- **Instructions for the task**:
Set all the entries down once more, with nothing altered.

####

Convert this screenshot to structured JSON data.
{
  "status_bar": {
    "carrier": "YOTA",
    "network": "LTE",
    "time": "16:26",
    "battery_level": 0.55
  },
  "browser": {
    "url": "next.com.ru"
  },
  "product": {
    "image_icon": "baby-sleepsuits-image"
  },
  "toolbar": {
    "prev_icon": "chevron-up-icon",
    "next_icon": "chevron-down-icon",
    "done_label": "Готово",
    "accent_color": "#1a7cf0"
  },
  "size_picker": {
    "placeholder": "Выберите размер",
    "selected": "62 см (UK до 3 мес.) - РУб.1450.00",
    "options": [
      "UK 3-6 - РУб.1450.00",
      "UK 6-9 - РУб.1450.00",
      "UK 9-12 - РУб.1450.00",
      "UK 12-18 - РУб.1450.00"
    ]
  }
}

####

- **The completed task**:
Convert this screenshot to structured JSON data.
{
  "status_bar": {
    "carrier": "YOTA",
    "network": "LTE",
    "time": "16:26",
    "battery_level": 0.55
  },
  "browser": {
    "url": "next.com.ru"
  },
  "product": {
    "image_icon": "baby-sleepsuits-image"
  },
  "toolbar": {
    "prev_icon": "chevron-up-icon",
    "next_icon": "chevron-down-icon",
    "done_label": "Готово",
    "accent_color": "#1a7cf0"
  },
  "size_picker": {
    "placeholder": "Выберите размер",
    "selected": "62 см (UK до 3 мес.) - РУб.1450.00",
    "options": [
      "UK 3-6 - РУб.1450.00",
      "UK 6-9 - РУб.1450.00",
      "UK 9-12 - РУб.1450.00",
      "UK 12-18 - РУб.1450.00"
    ]
  }
}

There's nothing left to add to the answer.